As far as determining that SLA are being met, we are using Splunk to do that internally. Our VP of support leverages our IMAP application, available on www.splunkbase.com, to track the time that support cases are opened and resolved as well as other fields such as severity, customer account, support technician assigned to the case, and so on. Using Splunk’s built in reporting functionality, he is able to provide detailed metrics on the efficacy of support in meeting our severity-based SLA, the number of cases that have broken severity by customer or technician, as well as the number of opened and closed cases per quarter and differential quarter-by-quarter.
Q: Does it help me determine if the host, VMs, and applications are up to date on patches?
A: Since Splunk can index any unstructured data, patch level and package inventory is one of our primary use cases. For example, we can take in system audit data via /var/log/audit and/or /var/log/secure, package inventory data via yast, yum, or RPM, host patch level via XenAPI, and guest patch level via uname, dmesg, etc. For applications, we can tail install logs to monitor upgrades; we can also monitor the application directory for changes to binary and configuration files.
Q: How scalable is Splunk?

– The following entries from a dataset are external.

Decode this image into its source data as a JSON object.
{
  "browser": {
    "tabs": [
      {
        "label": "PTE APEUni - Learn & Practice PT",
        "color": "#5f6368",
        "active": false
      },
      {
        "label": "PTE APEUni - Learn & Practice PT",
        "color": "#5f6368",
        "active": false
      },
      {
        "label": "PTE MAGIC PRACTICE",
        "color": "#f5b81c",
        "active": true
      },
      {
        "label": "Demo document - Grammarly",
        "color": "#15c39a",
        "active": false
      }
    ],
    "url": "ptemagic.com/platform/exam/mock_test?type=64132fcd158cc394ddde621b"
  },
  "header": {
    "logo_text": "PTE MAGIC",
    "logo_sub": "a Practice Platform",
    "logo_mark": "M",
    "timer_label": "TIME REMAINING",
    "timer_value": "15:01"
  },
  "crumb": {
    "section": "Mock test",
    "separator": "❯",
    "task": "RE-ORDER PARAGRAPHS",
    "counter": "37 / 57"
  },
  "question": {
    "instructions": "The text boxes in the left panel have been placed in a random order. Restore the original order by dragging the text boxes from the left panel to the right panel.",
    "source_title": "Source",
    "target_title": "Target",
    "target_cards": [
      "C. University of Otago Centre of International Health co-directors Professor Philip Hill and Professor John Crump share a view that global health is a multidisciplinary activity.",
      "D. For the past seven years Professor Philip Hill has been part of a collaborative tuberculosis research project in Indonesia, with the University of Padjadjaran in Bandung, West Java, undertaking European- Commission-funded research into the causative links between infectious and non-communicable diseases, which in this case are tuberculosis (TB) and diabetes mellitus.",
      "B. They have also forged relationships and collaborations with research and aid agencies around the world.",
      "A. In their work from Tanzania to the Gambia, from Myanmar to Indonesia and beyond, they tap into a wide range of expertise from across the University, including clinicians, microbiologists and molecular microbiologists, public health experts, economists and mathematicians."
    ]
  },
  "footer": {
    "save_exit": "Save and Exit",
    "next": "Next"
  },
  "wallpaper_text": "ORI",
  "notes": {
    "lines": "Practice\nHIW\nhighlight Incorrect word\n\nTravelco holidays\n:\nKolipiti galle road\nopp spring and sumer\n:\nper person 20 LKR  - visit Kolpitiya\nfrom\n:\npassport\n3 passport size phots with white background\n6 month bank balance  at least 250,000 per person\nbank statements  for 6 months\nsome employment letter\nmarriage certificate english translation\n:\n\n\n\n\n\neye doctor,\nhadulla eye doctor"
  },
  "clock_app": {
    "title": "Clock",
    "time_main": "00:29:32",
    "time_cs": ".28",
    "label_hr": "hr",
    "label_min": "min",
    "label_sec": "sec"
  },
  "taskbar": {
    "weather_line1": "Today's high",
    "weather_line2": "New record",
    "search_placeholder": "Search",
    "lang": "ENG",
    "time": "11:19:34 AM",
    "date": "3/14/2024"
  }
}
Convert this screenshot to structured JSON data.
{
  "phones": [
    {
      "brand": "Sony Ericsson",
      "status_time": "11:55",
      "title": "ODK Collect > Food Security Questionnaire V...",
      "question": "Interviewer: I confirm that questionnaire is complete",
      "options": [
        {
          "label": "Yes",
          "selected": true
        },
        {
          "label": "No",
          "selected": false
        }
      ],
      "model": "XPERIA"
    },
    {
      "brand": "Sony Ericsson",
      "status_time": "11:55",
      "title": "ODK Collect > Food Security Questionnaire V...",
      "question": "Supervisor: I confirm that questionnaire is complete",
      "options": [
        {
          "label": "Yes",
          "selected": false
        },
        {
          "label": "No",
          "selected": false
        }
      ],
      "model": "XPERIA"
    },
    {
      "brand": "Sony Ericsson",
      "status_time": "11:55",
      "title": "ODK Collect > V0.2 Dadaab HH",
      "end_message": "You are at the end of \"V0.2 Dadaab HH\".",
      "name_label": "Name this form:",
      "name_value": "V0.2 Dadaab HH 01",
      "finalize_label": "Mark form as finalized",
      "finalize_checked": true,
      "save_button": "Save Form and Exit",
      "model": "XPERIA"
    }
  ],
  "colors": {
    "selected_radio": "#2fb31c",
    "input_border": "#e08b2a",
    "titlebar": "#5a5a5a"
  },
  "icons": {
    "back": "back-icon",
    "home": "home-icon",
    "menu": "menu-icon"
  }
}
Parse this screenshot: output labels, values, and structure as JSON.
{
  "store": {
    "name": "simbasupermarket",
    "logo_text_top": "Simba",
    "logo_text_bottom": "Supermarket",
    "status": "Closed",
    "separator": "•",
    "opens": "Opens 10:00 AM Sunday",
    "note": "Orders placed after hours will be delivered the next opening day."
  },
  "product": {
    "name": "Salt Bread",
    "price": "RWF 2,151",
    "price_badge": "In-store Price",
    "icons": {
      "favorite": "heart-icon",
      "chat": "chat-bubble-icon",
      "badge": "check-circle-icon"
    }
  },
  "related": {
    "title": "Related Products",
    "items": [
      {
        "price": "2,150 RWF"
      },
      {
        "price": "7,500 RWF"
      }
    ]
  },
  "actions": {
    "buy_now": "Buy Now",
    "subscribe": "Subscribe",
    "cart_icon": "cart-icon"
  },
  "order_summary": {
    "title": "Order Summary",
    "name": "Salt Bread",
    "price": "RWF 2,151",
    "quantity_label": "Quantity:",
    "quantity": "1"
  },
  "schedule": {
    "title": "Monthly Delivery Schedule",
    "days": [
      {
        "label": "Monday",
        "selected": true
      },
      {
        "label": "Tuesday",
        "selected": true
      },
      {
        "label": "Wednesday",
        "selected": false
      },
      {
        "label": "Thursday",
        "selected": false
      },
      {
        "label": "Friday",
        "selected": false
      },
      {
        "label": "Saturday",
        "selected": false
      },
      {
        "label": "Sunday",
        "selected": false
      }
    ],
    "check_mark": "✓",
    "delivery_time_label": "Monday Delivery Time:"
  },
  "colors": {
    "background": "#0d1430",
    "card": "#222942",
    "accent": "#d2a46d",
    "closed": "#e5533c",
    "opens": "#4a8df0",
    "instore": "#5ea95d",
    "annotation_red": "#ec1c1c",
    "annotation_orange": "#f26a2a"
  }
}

A: Splunk is quite scalable, thanks in large part to our awesome development team. Though it may seem like there is a new Splunk feature once a week, 80-90% of the changes in a given release are implemented to improve performance and scalability.
Because Splunk runs on many hardware and operating systems, we have to qualify any scalability and performance claims. As a rule of thumb, a beefy box (8 core, 16 GB RAM, Fiber or SAS RAID 10 storage with several spindles) running a common (RHEL or SLES) 64-bit distribution will be able to index 200 GB per day while providing adequate resources for 5-10 users to search, alert, and report.
Also of importance is the type of data that we are indexing and the method that we are taking the data in. For example, it is more resource intensive for Splunk to index log4j multiline data than standard syslog data. In most cases, Splunk can read data from a socket faster than it can from disk. The largest customers that we have are indexing more than a TB per day across several index servers in several data centers and are able to search them all from any SplunkWeb using our distributed search feature.
To achieve that kind of scalability, there is a significant advantage to be gained in leveraging Splunk professional services for the requirement gathering and architecture phase through the installation, configuration, and tuning phase. I also can’t stress enough the importance of education – in addition to our web-based training, we offer virtual and physical classroom training.
We did our first developer’s boot camp on August 4th (http://www.splunk.com/index.php/bootcamp08). This is a free boot camp for anyone that can attend, and includes free diner and a Giants game as well. More will come in the future.
Q: Other than cost, what are the primary differences in the free version and the enterprise version?
A: This article provides a good overview of the difference between free and enterprise:
Thanks Alex for the great information. More to come in the future.